So I started the WordPress “fan” site recently, WordPress Station, and recently got it its own domain. And while surfing around, I found an open source design that was a hack of Apple’s brushed metal design. There was a brushed metal theme for WP when I first started using it, but it’s disappeared. Not sure why, but I figured there might be a few who’d want to give it a run. Therefore, I’m in the process of porting it to WP, and have it in “beta” over at WPstation. Plus, I’ve been busy working with an upstart hosting company, and will begin offering a great deal on a basic hosting package VERY soon.
Now if I could only motivate myself to post over at cookingwith more…

As if I Didn’t Have Enough To Do

So I have this personal blog, my cooking blog, school starting, and going back to work full time in a kitchen a couple months from now, I’ve started another blog, this one specific to the WordPress community. Plugin announcments, new themes, WP news in general. It came about as I’m working with some developers who are beginning a hosting company, with some added features.
Continue reading “As if I Didn’t Have Enough To Do”

"Blank" WordPress Theme

I’m offering up an updated, beta version here.

So, as I’ve begun designing WordPress themes, I found the tutorial over at Urban Giraffe invaluable. They walk you through the dissection of the default Kubrick theme, how to strip it down to bare bones, and start with a blank style sheet. Now that I’ve done that a couple of times, I decided it would be nice to have all the work done, and be able to have all the template files cleaned, as well as a style sheet with all the divs and classes there, simply without the style.
Continue reading “"Blank" WordPress Theme”

“Blank” WordPress Theme

I’m offering up an updated, beta version here.

So, as I’ve begun designing WordPress themes, I found the tutorial over at Urban Giraffe invaluable. They walk you through the dissection of the default Kubrick theme, how to strip it down to bare bones, and start with a blank style sheet. Now that I’ve done that a couple of times, I decided it would be nice to have all the work done, and be able to have all the template files cleaned, as well as a style sheet with all the divs and classes there, simply without the style.
Continue reading ““Blank” WordPress Theme”

A New Goal?
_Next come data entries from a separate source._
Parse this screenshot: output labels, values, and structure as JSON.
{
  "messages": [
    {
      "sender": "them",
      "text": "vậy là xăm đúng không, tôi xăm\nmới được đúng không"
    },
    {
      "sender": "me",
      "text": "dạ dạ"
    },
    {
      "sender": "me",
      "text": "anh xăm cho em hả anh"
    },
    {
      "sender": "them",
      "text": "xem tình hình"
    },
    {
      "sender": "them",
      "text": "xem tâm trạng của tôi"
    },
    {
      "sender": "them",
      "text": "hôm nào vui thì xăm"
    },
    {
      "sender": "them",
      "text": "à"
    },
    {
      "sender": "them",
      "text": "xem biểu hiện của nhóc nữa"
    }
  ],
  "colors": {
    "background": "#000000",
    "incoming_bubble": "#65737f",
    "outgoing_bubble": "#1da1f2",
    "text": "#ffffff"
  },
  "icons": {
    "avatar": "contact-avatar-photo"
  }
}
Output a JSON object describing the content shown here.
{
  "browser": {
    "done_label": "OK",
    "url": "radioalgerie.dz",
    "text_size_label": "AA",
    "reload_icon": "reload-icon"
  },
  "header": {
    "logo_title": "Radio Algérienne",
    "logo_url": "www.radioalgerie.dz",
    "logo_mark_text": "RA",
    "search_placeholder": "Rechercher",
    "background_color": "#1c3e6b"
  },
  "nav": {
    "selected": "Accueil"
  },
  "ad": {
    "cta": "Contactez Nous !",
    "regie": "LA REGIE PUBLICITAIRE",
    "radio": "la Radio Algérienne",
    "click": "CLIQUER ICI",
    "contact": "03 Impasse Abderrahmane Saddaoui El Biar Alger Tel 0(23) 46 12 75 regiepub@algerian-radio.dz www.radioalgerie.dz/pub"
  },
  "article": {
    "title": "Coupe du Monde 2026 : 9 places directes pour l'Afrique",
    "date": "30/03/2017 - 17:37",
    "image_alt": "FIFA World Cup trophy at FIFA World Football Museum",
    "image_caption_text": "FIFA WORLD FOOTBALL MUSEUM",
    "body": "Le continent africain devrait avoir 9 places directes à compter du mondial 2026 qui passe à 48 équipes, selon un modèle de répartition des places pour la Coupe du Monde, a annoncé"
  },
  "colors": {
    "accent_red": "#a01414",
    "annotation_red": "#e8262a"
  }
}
So CNN has this feature in their afternoon politics show, where these two chicks are surfin’ the web for blogs and what’s being discussed about the current events. So I realize all they are really doing is searching Technorati for keywords. And though I know Technorati pulls categories as tags, a politics rant may not show up in a search about Tom DeLay. Thus, I installed a tag generator for the site (via a WordPress plugin, Jerome’s keywords) so that I can start adding tags to my posts, and possibly get some hotty on CNN to read my post on air. Is that not the most geeky thing to strive for?